Birthday: September 6th, 1893Date of Death: February 5th, 1965Place of Birth: Saint Joseph, Missouri, USA
A minor character actor who appeared in literally hundreds of films, actor Irving Bacon could always be counted on for expressing bug-eyed bewilderment or cautious frustration in small-town settings with his revolving door of friendly, servile parts - mailmen, milkmen, clerks, chauffeurs, cabbies, bartenders, soda jerks, carnival operators, handymen and docs. Born September 6, 1893 in the heart of the Midwest (St. Joseph, Missouri), he was the son of Millar and Myrtle (Vane) Bacon. Irving first found work in silent comedy shorts at Keystone Studios usually playing older than he was and, for a time, was a utility player for Mack Sennett in such slapstick as A Favorite Fool (1915). His director brother also began using him in his own silent funnies starting with Good Morning, Nurse (1925), which was written by Frank Capra, Hurry, Doctor! (1925) and Wide Open Faces (1926).
Irving made an easy adjustment when sound entered the pictures and after appearing in the Karl Dane / George K. Arthur one- and two-reelers such as Knights Before Christmas (1930), began to show up in feature-length films. He played higher-ups on occasion, such as the Secretary of the Navy in Million Dollar Legs (1932), police inspector in House of Mystery (1934), mayor in Room for One More (1952), and judge in Ambush at Cimarron Pass (1958), but those were exceptions to the rule. Blending in with the town crowd was what Irving was accustomed to and, over the years, he would be glimpsed in some of Hollywood's most beloved classics such as Capra's Mr. Deeds Goes to Town (1936), San Francisco (1936), You Can't Take It with You (1938) and A Star Is Born (1954). Trivia nuts will fondly recall his beleaguered postman in the Blondie (1938) film series that ran over a decade.

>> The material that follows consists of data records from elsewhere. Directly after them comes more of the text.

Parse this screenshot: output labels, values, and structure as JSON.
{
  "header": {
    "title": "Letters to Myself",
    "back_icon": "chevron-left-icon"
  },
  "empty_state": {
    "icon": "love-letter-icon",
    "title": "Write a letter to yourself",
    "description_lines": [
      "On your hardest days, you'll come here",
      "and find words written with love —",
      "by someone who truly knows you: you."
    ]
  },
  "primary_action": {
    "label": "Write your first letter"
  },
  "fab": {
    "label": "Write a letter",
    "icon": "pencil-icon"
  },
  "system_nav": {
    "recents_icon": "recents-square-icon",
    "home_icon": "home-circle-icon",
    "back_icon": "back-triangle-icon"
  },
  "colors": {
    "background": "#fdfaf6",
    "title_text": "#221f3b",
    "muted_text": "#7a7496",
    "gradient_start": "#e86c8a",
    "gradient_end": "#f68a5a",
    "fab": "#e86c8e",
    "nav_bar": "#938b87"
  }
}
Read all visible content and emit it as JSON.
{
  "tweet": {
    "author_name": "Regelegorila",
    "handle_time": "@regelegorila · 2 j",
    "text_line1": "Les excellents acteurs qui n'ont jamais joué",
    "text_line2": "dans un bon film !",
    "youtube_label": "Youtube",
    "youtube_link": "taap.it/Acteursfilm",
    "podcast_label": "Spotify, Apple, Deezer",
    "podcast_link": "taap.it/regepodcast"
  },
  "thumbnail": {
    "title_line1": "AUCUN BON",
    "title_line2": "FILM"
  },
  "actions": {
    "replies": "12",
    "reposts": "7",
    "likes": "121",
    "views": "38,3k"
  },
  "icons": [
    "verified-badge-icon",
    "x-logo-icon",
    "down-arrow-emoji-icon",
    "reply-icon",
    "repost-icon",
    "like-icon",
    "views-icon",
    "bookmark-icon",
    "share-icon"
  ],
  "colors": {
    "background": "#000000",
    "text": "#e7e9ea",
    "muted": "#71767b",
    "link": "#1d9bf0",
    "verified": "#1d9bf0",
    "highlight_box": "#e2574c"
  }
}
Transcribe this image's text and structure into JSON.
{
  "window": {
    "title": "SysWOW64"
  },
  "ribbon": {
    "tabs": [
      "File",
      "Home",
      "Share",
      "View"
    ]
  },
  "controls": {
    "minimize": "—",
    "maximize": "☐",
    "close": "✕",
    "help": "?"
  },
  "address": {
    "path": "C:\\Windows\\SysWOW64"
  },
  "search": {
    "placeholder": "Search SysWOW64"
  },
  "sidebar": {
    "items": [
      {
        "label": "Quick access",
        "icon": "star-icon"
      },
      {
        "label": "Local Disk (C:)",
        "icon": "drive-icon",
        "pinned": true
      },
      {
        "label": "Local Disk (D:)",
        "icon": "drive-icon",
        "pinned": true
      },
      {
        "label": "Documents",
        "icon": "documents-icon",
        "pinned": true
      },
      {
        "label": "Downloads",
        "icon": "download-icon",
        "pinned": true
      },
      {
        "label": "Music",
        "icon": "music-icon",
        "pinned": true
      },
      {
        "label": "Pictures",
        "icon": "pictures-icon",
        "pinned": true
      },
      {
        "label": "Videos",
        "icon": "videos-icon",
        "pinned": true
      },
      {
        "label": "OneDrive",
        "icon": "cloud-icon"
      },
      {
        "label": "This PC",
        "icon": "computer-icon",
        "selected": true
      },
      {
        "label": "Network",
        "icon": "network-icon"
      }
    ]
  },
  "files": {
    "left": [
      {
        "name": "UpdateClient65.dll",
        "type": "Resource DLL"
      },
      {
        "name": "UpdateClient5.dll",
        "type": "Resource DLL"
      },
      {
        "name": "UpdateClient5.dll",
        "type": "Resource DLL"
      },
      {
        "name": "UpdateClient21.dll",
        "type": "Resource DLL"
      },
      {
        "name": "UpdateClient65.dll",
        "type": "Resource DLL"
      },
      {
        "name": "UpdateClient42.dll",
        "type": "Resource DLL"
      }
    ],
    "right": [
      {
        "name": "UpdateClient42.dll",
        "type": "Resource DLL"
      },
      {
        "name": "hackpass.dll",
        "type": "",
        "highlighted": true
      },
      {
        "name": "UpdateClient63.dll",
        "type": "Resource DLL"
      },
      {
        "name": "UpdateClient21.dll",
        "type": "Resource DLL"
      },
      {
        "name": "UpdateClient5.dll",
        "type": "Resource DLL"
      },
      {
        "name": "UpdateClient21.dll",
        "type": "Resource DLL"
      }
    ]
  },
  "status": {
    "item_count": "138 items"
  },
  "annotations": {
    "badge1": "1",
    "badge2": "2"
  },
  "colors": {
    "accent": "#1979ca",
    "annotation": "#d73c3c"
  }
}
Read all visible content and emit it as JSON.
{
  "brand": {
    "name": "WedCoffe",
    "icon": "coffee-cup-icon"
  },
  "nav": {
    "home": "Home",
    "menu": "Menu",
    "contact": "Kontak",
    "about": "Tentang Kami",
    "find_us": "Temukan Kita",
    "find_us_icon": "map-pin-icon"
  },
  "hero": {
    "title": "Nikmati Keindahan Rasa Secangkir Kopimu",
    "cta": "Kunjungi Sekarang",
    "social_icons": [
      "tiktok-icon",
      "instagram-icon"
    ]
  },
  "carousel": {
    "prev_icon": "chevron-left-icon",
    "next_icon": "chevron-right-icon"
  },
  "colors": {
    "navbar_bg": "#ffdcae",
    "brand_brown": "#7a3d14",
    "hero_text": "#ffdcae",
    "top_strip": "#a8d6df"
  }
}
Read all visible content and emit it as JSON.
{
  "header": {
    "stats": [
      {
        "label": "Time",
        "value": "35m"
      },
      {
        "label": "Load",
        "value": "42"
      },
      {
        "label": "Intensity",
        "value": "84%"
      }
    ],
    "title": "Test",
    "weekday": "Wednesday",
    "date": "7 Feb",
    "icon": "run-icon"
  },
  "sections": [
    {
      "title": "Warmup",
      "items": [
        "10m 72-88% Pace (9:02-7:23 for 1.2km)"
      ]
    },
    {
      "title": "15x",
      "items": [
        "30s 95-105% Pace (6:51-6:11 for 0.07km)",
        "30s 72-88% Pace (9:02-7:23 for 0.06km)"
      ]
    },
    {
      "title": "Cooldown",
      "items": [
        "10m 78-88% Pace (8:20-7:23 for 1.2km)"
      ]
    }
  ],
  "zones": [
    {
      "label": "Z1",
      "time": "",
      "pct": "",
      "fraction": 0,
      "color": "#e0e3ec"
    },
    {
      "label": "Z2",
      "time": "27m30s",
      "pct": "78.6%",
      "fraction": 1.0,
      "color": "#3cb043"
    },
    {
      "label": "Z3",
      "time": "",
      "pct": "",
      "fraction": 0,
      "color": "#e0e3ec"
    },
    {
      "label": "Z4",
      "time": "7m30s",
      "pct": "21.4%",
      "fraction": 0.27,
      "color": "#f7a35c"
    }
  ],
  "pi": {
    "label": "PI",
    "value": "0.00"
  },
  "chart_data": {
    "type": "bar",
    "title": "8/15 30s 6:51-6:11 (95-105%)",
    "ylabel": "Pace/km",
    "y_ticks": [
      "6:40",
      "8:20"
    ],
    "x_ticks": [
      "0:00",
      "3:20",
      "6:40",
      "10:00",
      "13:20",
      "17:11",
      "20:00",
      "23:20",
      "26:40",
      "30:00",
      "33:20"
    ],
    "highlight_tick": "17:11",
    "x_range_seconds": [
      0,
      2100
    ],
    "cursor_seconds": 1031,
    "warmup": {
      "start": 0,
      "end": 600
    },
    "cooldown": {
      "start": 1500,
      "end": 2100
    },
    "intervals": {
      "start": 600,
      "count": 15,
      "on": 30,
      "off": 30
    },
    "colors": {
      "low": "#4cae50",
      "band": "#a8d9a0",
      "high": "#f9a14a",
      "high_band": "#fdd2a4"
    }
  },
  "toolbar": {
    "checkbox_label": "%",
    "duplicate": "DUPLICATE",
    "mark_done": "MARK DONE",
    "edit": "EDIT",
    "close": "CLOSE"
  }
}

Irving could also be spotted on popular '50s and '60s TV programs such as the westerns Laramie (1959) and Wagon Train (1957), and "comedies December Bride (1954) and The Real McCoys (1957). He can still be seen in a couple of old codger roles on I Love Lucy (1951). One was as a marriage license proprietor and the other as Vivian Vance's doting dad from Albuquerque, to whom she paid a visit on her way to Hollywood with the Ricardos. Irving died on February 5, 1965, having clocked in over 400 features.